== TASK DIRECTIONS ==
The entries below are to be printed again word for word.

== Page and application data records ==

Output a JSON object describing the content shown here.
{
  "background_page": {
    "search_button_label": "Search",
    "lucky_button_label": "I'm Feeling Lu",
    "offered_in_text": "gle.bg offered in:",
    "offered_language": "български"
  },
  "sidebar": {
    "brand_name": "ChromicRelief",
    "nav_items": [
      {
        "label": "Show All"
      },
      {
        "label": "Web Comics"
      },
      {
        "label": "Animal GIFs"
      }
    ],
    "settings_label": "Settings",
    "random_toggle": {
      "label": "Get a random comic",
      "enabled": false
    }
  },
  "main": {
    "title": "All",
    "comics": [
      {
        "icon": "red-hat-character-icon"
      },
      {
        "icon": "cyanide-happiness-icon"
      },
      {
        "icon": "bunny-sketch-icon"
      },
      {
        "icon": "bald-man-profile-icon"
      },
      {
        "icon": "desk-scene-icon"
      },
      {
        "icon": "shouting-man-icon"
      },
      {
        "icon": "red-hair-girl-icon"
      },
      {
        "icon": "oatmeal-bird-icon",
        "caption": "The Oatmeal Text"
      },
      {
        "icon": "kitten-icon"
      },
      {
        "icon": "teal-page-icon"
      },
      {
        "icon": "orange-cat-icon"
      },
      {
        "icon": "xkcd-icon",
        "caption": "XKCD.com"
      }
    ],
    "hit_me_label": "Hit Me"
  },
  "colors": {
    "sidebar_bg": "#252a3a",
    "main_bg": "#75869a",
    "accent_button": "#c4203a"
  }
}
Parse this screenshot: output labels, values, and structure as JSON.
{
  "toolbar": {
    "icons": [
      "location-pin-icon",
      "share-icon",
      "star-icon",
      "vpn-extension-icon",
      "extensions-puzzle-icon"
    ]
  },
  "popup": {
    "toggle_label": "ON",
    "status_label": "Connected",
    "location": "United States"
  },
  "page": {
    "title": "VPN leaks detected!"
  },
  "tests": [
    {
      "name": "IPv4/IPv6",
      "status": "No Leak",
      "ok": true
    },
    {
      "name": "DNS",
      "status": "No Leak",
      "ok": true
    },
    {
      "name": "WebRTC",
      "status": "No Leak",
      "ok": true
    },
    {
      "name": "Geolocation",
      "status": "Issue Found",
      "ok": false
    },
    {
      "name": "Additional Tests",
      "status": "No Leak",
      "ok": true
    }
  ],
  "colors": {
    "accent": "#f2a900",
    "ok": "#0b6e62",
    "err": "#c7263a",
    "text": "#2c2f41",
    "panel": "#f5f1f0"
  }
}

== RESPONSE AREA ==
Output a JSON object describing the content shown here.
{
  "background_page": {
    "search_button_label": "Search",
    "lucky_button_label": "I'm Feeling Lu",
    "offered_in_text": "gle.bg offered in:",
    "offered_language": "български"
  },
  "sidebar": {
    "brand_name": "ChromicRelief",
    "nav_items": [
      {
        "label": "Show All"
      },
      {
        "label": "Web Comics"
      },
      {
        "label": "Animal GIFs"
      }
    ],
    "settings_label": "Settings",
    "random_toggle": {
      "label": "Get a random comic",
      "enabled": false
    }
  },
  "main": {
    "title": "All",
    "comics": [
      {
        "icon": "red-hat-character-icon"
      },
      {
        "icon": "cyanide-happiness-icon"
      },
      {
        "icon": "bunny-sketch-icon"
      },
      {
        "icon": "bald-man-profile-icon"
      },
      {
        "icon": "desk-scene-icon"
      },
      {
        "icon": "shouting-man-icon"
      },
      {
        "icon": "red-hair-girl-icon"
      },
      {
        "icon": "oatmeal-bird-icon",
        "caption": "The Oatmeal Text"
      },
      {
        "icon": "kitten-icon"
      },
      {
        "icon": "teal-page-icon"
      },
      {
        "icon": "orange-cat-icon"
      },
      {
        "icon": "xkcd-icon",
        "caption": "XKCD.com"
      }
    ],
    "hit_me_label": "Hit Me"
  },
  "colors": {
    "sidebar_bg": "#252a3a",
    "main_bg": "#75869a",
    "accent_button": "#c4203a"
  }
}
Parse this screenshot: output labels, values, and structure as JSON.
{
  "toolbar": {
    "icons": [
      "location-pin-icon",
      "share-icon",
      "star-icon",
      "vpn-extension-icon",
      "extensions-puzzle-icon"
    ]
  },
  "popup": {
    "toggle_label": "ON",
    "status_label": "Connected",
    "location": "United States"
  },
  "page": {
    "title": "VPN leaks detected!"
  },
  "tests": [
    {
      "name": "IPv4/IPv6",
      "status": "No Leak",
      "ok": true
    },
    {
      "name": "DNS",
      "status": "No Leak",
      "ok": true
    },
    {
      "name": "WebRTC",
      "status": "No Leak",
      "ok": true
    },
    {
      "name": "Geolocation",
      "status": "Issue Found",
      "ok": false
    },
    {
      "name": "Additional Tests",
      "status": "No Leak",
      "ok": true
    }
  ],
  "colors": {
    "accent": "#f2a900",
    "ok": "#0b6e62",
    "err": "#c7263a",
    "text": "#2c2f41",
    "panel": "#f5f1f0"
  }
}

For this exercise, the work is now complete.